    ('clf', RandomForestClassifier(n_estimators=190, n_jobs=-1, max_depth=5, max_features='log2',
                                  min_samples_leaf=1, min_samples_split=77)),

# Train model, train_y)

# Predict Test Set
y_pred = pipeline.predict(test_X)

# Save our model
joblib.dump(pipeline, 'datascience.xz', compress=('xz', 9))

# Test it out
pipeline.predict(pd.Series(['A tutorial on my machine-learning workflow \
                            for predicting whether or not this post will be popular']))

Model Evaluation

# Measure prediction Accuracy and F1 Score
accuracy = accuracy_score(y_pred=y_pred, y_true=test_y)
print('Accuracy: {:03.1f}%'.format(accuracy * 100))

print('F1 Score: {:.3f}'.format(f1_score(test_y, y_pred)))

# Cross Validate prediction Score
print('CV Scores: ', cross_val_score(pipeline, train_X, train_y, cv=5))

In the graphs below, False or Failure equates to less than 7.5 votes while True or Success equates to greater than 7.5 votes All the graphs were generated by Yellowbrick. 1. Top left: Classification Report 2. Top Right: Confusion Matrix 3. Bottom Left: Class Balance 4. Bottom Right: ROC-AUC Curve

Yellowbrick's Documentation succiently summarizes the importance of these graphs, see here and I quote the text below.

  1. The classification report visualizer displays the precision, recall, and F1 scores for the model. The higher the score, the more predictive power your model contains. My model has slightly over 50%, in other words, a toss of a coin.

  2. The confusion matrix shows how each of the test values predicted classes compare to their actual classes. Data scientists use confusion matrices to understand which classes are most easily confused.

  3. Oftentimes classifiers perform badly because of a class imbalance. A class balance chart can help prepare the user for such a case by showing the support for each class in the fitted classification model. My classes were fairly balanced.

  4. A ROCAUC (Receiver Operating Characteristic/Area Under the Curve) plot allows the user to visualize the tradeoff between the classifier’s sensitivity and specificity. You will notice that this model has neither sensitivity nor specificity.

Classification Report Confusion Matrix
Class Balance ROC Curve

Hyperparameter Tuning


To test our model in the wild, we input different titles into the model then chose a title that was predicted to be "Popular". Our chosen title was "A tutorial on my machine-learning workflow for predicting whether or not a post will be popular!" Next, I published this exact article(the one you are currently reading) to r/datascience, r/machinelearning, and r/python subreddits. The results after a couple of days were astonishing, the datascience subreddit post received 17 votes while machinelearning and python only got 0 and 1 votes respectively.
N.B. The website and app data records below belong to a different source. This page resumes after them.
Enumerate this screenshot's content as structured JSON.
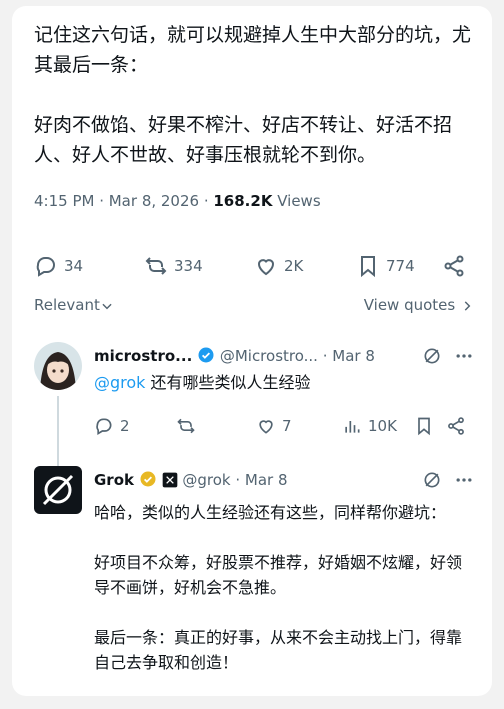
{
  "post": {
    "text": "记住这六句话，就可以规避掉人生中大部分的坑，尤其最后一条：\n\n好肉不做馅、好果不榨汁、好店不转让、好活不招人、好人不世故、好事压根就轮不到你。",
    "time": "4:15 PM · Mar 8, 2026 · ",
    "views_count": "168.2K",
    "views_label": " Views"
  },
  "actions": {
    "replies": "34",
    "reposts": "334",
    "likes": "2K",
    "bookmarks": "774"
  },
  "sort": {
    "relevant": "Relevant",
    "view_quotes": "View quotes"
  },
  "reply1": {
    "name": "microstro...",
    "handle": "@Microstro...",
    "sep": "·",
    "date": "Mar 8",
    "mention": "@grok",
    "text": " 还有哪些类似人生经验",
    "replies": "2",
    "reposts": "",
    "likes": "7",
    "views": "10K"
  },
  "reply2": {
    "name": "Grok",
    "handle": "@grok · Mar 8",
    "text": "哈哈，类似的人生经验还有这些，同样帮你避坑：\n\n好项目不众筹，好股票不推荐，好婚姻不炫耀，好领导不画饼，好机会不急推。\n\n最后一条：真正的好事，从来不会主动找上门，得靠自己去争取和创造！"
  },
  "colors": {
    "accent": "#1d9bf0",
    "verified_blue": "#1d9bf0",
    "verified_gold": "#e8b824",
    "muted": "#536471"
  }
}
You might be confused by the zeor/one votes but the model worked as it was built for. The r/machinelearning and r/python postings were meant as controls since our model was built specifically for r/datascience subreddit. The 17 votes may not seem like a lot of votes, but you need to take into consideration that unpopular posts in /r/datascience receive on average 2 votes.


It is known that day and time are powerful predictors of votes (likes, retweets) but by not confining/limiting my predictions to these temporal parameters I will be able to show that an underlying structure exists that correlates titles to upvotes. My goal was to go through and document the entire process of building a classifier. I learned a lot. Now, I know that a Reddit title isn't sufficient enough to predict whether or not a post will be successful. Getting to this conclusion after so many hours of work was heartbreaking but at the same time very fulfilling. I hope you can take my failure and use it to build successful models. Also, I hope you will return for my follow-up blog post on how to predict the number of votes a title will receive. Until next time, Adios :)